** RECORDS SUPPLIED follows **

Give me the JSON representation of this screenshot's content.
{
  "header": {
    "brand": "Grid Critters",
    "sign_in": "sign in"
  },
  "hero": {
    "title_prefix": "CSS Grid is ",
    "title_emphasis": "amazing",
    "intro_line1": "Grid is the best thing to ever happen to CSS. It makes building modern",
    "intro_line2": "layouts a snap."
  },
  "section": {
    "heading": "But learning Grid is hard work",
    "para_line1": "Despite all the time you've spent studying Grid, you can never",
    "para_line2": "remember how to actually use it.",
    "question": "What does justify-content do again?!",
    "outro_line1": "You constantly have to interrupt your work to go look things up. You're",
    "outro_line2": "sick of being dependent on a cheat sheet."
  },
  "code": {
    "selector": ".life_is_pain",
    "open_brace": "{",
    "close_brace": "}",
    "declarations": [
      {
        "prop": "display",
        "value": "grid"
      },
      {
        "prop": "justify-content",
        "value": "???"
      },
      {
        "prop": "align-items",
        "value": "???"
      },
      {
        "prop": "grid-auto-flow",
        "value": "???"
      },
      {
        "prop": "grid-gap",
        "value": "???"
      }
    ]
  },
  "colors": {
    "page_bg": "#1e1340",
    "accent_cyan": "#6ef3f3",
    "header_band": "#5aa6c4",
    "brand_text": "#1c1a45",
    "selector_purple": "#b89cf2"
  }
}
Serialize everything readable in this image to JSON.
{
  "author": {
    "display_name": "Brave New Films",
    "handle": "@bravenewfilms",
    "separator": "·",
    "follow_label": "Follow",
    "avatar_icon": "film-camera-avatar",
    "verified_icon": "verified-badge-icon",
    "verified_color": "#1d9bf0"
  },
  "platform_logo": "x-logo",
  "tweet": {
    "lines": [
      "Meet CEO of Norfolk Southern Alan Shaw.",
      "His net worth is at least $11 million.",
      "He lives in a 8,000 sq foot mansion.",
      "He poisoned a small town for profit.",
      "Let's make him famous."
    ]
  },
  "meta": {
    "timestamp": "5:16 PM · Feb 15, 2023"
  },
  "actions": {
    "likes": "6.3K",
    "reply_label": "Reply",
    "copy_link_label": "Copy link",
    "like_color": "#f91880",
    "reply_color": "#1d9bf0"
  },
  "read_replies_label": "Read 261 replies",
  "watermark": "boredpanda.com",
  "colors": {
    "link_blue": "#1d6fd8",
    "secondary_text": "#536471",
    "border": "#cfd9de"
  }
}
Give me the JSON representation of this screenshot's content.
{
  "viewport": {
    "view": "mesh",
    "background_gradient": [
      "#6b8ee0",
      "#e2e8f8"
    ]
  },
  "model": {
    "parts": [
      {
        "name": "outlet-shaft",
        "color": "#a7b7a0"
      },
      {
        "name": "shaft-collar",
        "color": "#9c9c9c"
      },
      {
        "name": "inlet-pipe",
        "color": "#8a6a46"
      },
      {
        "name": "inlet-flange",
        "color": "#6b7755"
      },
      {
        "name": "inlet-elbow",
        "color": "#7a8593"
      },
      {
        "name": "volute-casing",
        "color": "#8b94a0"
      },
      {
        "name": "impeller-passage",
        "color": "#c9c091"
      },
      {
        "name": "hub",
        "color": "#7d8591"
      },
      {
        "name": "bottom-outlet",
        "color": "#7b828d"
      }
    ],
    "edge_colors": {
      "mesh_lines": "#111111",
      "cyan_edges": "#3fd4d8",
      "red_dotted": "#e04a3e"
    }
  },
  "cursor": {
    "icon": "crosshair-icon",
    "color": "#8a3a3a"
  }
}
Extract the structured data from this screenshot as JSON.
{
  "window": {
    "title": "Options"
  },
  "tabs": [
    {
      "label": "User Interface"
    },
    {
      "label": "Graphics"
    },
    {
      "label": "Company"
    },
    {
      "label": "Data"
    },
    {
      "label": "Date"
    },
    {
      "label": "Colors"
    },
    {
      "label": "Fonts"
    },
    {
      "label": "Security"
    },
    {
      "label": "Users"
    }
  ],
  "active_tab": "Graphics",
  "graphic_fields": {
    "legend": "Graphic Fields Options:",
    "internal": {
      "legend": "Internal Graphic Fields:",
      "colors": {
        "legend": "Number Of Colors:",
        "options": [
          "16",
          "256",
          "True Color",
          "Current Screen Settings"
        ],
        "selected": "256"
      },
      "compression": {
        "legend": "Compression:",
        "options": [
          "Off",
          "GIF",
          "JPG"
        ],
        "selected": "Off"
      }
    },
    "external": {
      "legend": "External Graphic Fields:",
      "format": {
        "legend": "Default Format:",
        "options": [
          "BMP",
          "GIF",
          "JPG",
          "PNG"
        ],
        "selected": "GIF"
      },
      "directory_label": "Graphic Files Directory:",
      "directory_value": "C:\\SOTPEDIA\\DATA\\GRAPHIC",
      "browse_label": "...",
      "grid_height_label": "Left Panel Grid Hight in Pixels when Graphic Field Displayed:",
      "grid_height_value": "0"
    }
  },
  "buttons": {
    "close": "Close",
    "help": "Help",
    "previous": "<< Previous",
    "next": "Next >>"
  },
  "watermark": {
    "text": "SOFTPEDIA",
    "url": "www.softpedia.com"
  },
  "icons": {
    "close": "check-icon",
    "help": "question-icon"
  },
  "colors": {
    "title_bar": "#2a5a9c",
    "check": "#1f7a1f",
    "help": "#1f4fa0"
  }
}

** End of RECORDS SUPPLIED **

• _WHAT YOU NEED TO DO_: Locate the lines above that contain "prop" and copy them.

• _ANSWER TO THIS PROBLEM_:
        "prop": "display",
        "prop": "justify-content",
        "prop": "align-items",
        "prop": "grid-auto-flow",
        "prop": "grid-gap",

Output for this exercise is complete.